Wright State gearing up for Science Olympiad

President David Hopkins visited with students from the Centerville high school Science Olympiad team soon after he announced last December Wright State would host the National Science Olympiad Tournament in 2013. The Centerville team is one of many local teams set to participate in Saturday's invitational.

Microscopes. Check.

Directional signs. Check.

Pizzas, sodas, nachos. Check. Check. Check.

Wright State University officials are feverishly going down their checklist this week as they prepare to host an estimated 1,500 students and coaches who will descend on the campus Feb. 26 for the Science Olympiad Invitational.

The invitational, which will feature science-related competitions in events ranging from Bottle Rockets to Battery Buggies, is a prelude to the National Science Olympiad Tournament that will be held at Wright State in 2013.

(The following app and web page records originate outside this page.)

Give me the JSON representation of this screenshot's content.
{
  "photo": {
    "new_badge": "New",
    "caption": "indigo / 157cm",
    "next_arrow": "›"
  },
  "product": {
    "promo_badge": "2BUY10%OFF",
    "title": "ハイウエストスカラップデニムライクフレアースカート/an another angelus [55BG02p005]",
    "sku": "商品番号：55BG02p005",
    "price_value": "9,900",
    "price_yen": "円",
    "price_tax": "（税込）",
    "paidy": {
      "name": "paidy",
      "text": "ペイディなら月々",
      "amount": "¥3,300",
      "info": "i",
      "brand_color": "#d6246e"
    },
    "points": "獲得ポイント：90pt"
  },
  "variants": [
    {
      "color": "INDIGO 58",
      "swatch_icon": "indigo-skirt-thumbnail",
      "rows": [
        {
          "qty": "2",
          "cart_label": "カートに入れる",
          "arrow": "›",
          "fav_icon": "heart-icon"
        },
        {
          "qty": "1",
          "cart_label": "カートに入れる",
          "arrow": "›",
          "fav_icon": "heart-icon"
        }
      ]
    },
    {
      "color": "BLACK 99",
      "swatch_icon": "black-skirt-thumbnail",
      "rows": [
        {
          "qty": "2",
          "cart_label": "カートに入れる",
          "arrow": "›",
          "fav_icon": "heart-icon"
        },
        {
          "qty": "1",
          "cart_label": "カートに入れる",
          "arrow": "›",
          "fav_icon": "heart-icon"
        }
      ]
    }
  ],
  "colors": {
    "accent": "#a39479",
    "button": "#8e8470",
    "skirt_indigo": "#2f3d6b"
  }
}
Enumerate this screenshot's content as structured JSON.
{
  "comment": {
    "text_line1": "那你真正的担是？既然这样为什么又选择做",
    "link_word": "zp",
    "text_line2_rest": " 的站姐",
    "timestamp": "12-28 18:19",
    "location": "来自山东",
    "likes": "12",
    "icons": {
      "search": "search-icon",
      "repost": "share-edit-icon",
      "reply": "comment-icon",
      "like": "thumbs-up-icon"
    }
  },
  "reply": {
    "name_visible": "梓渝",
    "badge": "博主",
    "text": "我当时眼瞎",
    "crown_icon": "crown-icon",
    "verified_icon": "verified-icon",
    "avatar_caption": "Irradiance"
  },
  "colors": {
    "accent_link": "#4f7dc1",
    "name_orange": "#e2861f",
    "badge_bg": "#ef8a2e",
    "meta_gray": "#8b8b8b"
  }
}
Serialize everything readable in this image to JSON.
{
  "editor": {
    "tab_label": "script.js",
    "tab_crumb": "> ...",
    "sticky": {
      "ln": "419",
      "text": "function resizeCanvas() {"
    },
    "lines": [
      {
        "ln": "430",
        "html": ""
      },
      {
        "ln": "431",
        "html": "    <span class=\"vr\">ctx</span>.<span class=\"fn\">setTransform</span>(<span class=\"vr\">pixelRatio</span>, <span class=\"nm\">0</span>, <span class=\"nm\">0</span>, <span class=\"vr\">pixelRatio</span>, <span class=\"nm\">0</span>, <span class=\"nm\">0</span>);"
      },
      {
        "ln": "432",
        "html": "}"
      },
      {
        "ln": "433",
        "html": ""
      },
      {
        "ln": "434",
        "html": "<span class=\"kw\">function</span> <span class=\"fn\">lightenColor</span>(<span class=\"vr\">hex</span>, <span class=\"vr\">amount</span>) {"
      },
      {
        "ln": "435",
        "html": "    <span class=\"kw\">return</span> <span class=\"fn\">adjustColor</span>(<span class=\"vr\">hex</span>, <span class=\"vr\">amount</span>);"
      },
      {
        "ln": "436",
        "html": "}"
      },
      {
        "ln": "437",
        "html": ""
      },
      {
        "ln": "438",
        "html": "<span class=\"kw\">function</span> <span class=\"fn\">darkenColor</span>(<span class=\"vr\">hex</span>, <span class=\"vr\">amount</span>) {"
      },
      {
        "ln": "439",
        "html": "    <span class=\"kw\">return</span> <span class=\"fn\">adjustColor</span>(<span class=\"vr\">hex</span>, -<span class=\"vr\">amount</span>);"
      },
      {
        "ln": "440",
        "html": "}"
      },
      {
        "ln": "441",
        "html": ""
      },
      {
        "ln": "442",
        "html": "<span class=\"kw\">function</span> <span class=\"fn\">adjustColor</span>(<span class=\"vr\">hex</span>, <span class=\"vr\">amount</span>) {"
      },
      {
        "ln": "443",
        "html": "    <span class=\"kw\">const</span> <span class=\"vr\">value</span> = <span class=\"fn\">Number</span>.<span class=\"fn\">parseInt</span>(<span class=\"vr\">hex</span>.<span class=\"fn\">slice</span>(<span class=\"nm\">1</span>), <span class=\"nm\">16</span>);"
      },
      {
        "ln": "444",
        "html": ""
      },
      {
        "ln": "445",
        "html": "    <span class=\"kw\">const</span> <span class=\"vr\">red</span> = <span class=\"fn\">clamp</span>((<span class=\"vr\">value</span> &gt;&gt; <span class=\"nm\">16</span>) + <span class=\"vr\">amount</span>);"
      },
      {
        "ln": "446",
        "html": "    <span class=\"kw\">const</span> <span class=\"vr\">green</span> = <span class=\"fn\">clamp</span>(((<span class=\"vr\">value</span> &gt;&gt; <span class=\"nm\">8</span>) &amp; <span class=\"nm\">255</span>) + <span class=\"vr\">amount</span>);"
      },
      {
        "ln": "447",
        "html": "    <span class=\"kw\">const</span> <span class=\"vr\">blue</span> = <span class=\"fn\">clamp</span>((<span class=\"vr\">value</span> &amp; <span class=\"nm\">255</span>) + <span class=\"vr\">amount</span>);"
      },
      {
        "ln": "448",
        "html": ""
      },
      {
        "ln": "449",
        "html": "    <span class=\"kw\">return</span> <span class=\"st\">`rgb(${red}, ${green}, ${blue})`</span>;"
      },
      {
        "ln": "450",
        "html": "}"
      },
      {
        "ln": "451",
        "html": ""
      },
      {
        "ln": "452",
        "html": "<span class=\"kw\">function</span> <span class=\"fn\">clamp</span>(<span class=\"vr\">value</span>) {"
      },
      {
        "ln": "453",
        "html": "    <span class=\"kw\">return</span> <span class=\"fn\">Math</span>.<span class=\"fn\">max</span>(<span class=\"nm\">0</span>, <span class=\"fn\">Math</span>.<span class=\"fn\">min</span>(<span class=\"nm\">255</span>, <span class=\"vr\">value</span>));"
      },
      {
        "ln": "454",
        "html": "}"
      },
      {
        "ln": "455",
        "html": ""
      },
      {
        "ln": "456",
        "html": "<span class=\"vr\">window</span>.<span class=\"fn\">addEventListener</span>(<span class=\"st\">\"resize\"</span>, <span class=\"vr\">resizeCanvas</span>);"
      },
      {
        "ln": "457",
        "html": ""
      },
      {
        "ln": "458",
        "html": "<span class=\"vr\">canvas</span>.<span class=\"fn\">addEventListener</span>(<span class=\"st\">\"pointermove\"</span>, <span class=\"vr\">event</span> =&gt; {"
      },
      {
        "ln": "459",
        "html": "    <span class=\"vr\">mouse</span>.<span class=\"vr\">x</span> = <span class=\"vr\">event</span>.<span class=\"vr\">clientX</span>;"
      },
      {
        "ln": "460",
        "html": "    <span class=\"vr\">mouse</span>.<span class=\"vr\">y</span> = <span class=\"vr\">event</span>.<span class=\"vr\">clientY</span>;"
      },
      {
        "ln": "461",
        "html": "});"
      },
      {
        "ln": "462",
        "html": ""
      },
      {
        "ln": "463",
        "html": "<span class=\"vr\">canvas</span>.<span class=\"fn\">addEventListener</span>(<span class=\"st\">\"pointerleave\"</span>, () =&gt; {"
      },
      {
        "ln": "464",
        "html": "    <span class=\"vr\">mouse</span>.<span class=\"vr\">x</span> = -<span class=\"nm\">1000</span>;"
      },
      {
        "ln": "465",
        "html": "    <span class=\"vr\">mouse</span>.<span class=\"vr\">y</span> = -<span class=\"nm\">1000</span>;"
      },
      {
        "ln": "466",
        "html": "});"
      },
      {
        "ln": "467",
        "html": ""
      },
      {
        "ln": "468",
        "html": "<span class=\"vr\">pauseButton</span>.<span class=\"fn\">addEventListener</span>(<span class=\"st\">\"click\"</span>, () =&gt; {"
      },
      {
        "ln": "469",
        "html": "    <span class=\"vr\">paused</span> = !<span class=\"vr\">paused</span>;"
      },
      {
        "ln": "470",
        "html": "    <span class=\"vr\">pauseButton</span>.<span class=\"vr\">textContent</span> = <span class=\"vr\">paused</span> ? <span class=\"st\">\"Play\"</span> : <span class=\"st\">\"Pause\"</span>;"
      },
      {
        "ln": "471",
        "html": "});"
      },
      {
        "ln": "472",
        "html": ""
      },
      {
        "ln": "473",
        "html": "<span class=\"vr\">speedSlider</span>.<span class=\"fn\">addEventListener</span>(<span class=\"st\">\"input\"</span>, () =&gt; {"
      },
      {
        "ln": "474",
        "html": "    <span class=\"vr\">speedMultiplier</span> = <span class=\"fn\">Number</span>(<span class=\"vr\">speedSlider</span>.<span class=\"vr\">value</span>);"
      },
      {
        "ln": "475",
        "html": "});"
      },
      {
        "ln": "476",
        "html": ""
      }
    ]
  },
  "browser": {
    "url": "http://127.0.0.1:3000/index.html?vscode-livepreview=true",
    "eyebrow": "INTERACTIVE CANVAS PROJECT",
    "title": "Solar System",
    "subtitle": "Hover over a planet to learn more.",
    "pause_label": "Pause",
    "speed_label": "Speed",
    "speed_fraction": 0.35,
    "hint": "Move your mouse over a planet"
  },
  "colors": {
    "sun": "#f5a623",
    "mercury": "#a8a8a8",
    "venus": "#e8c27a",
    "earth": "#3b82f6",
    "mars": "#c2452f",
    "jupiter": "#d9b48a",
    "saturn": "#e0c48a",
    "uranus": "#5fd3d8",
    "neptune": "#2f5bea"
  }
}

“We’re using this one to get our feet wet,” said organizer Theresa Mileo, Wright State’s director of ceremonies and protocol. “It will be a long, hard day, but it is going to be a lot of fun. It’s neat to see the kids get so excited. It’s all about them.”

The “kids” are bright middle and high school students with a passion for science and engineering. Seventy-six teams of them will arrive at Wright State from points in Ohio, Michigan, Indiana and Tennessee.

Most of the teams will be from the Buckeye State, coming from Harrison in the far southwest corner of Ohio to the Toledo suburb of Sylvania in the north. The team coming the farthest hails from Lebanon, Tenn., a 320-mile trip that will take nearly six hours.

Science Olympiad features competitions in biology, chemistry, earth science, astronomy, physics and technology. The school-based teams prepare and practice throughout the year, then compete in regional and state tournaments. The top teams advance to the national tournament.

In all, Wright State will play host to three Science Olympiad competitions — the Feb. 26 invitational, a larger invitational in January 2012 and the even larger national tournament in May 2013. The three events are expected to pour an estimated $1.6 million into the region in restaurant, motel and other business.

Classrooms, labs, auditoriums and gymnasiums in 10 Wright State buildings will be used for the invitational, which involves 46 events.

The events begin at 8:30 a.m. and conclude at 3:45 p.m. However, Mileo and her team of volunteers will be in well before 6 a.m. For details, visit http://www.wright.edu/scienceolympiad/

“There’s a lot we’re going to have to go in and do before everything starts,” she said. “We’ll have to go in and log on every single computer, for example.”

There will be knowledge-based competitions in anatomy, astronomy, earth science, biology, fossils, chemistry and physics. But there will also be engineering events ideal for spectators involving such things as model helicopters and mousetrap vehicles.

“They’re going to be launching soda bottle rockets,” said organizer CeAnn Chalker, a national committee chair for Science Olympiad.

Wright State will operate two campus concession stands to feed the competitors. On order are 1,248 cans of soda, 150 pizzas, 300 hot dogs, 36 pounds of nacho chips, 48 pounds of nacho cheese, 32 dozen doughnuts, 200 bags of Cheetos and Doritos, 750 assorted candy bars and 240 bottles of water.

The day will be capped with an awards ceremony. Victors will receive trophies with Wright State green-and-gold columns crowned with the Lamp of Learning, which symbolizes the pursuit and attainment of knowledge. There will also be medals and ribbons for the top eight performers in each event.

The students, many of them college bound, will also get a good look at Wright State.

“This is going to be the first time for many students to be on a college campus,” Chalker said. “They are going to be able to see all of that Wright State has to offer. The facilities are incredible.”

Comments are closed.